• **Input data**:

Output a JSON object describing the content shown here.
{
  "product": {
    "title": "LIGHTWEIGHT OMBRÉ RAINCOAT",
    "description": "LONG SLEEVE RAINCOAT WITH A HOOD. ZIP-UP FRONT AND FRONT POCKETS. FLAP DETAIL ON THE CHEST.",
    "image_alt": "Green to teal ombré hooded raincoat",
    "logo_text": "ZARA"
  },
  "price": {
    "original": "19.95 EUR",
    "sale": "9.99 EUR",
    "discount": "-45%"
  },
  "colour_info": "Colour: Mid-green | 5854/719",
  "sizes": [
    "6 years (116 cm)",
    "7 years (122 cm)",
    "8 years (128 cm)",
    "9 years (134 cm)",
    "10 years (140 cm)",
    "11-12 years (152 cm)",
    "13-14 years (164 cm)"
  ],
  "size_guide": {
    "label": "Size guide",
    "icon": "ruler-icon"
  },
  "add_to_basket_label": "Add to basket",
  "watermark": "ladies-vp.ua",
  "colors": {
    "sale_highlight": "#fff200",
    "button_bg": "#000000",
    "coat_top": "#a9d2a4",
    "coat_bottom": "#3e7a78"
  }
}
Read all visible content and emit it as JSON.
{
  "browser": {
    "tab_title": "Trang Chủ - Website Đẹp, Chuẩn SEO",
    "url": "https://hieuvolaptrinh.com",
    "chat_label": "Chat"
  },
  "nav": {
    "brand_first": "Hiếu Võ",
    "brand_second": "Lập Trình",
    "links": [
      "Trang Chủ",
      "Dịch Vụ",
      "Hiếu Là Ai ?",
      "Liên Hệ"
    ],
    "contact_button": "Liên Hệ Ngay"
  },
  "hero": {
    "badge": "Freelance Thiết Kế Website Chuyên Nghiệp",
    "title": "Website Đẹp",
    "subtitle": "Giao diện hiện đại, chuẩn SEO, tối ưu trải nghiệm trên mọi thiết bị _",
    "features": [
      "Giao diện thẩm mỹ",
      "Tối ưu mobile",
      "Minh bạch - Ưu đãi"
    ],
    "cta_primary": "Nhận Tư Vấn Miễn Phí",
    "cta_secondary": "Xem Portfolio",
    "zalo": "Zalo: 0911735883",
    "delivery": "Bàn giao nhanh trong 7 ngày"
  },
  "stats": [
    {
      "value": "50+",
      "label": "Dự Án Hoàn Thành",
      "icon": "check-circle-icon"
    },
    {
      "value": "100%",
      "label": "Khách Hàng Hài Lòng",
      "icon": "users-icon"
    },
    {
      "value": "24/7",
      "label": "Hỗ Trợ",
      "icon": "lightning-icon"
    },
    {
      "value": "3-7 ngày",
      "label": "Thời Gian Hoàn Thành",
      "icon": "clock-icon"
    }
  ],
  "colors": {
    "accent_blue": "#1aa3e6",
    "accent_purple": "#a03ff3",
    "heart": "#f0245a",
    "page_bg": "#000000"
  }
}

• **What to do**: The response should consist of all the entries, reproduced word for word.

• **Answer area**:
Output a JSON object describing the content shown here.
{
  "product": {
    "title": "LIGHTWEIGHT OMBRÉ RAINCOAT",
    "description": "LONG SLEEVE RAINCOAT WITH A HOOD. ZIP-UP FRONT AND FRONT POCKETS. FLAP DETAIL ON THE CHEST.",
    "image_alt": "Green to teal ombré hooded raincoat",
    "logo_text": "ZARA"
  },
  "price": {
    "original": "19.95 EUR",
    "sale": "9.99 EUR",
    "discount": "-45%"
  },
  "colour_info": "Colour: Mid-green | 5854/719",
  "sizes": [
    "6 years (116 cm)",
    "7 years (122 cm)",
    "8 years (128 cm)",
    "9 years (134 cm)",
    "10 years (140 cm)",
    "11-12 years (152 cm)",
    "13-14 years (164 cm)"
  ],
  "size_guide": {
    "label": "Size guide",
    "icon": "ruler-icon"
  },
  "add_to_basket_label": "Add to basket",
  "watermark": "ladies-vp.ua",
  "colors": {
    "sale_highlight": "#fff200",
    "button_bg": "#000000",
    "coat_top": "#a9d2a4",
    "coat_bottom": "#3e7a78"
  }
}
Read all visible content and emit it as JSON.
{
  "browser": {
    "tab_title": "Trang Chủ - Website Đẹp, Chuẩn SEO",
    "url": "https://hieuvolaptrinh.com",
    "chat_label": "Chat"
  },
  "nav": {
    "brand_first": "Hiếu Võ",
    "brand_second": "Lập Trình",
    "links": [
      "Trang Chủ",
      "Dịch Vụ",
      "Hiếu Là Ai ?",
      "Liên Hệ"
    ],
    "contact_button": "Liên Hệ Ngay"
  },
  "hero": {
    "badge": "Freelance Thiết Kế Website Chuyên Nghiệp",
    "title": "Website Đẹp",
    "subtitle": "Giao diện hiện đại, chuẩn SEO, tối ưu trải nghiệm trên mọi thiết bị _",
    "features": [
      "Giao diện thẩm mỹ",
      "Tối ưu mobile",
      "Minh bạch - Ưu đãi"
    ],
    "cta_primary": "Nhận Tư Vấn Miễn Phí",
    "cta_secondary": "Xem Portfolio",
    "zalo": "Zalo: 0911735883",
    "delivery": "Bàn giao nhanh trong 7 ngày"
  },
  "stats": [
    {
      "value": "50+",
      "label": "Dự Án Hoàn Thành",
      "icon": "check-circle-icon"
    },
    {
      "value": "100%",
      "label": "Khách Hàng Hài Lòng",
      "icon": "users-icon"
    },
    {
      "value": "24/7",
      "label": "Hỗ Trợ",
      "icon": "lightning-icon"
    },
    {
      "value": "3-7 ngày",
      "label": "Thời Gian Hoàn Thành",
      "icon": "clock-icon"
    }
  ],
  "colors": {
    "accent_blue": "#1aa3e6",
    "accent_purple": "#a03ff3",
    "heart": "#f0245a",
    "page_bg": "#000000"
  }
}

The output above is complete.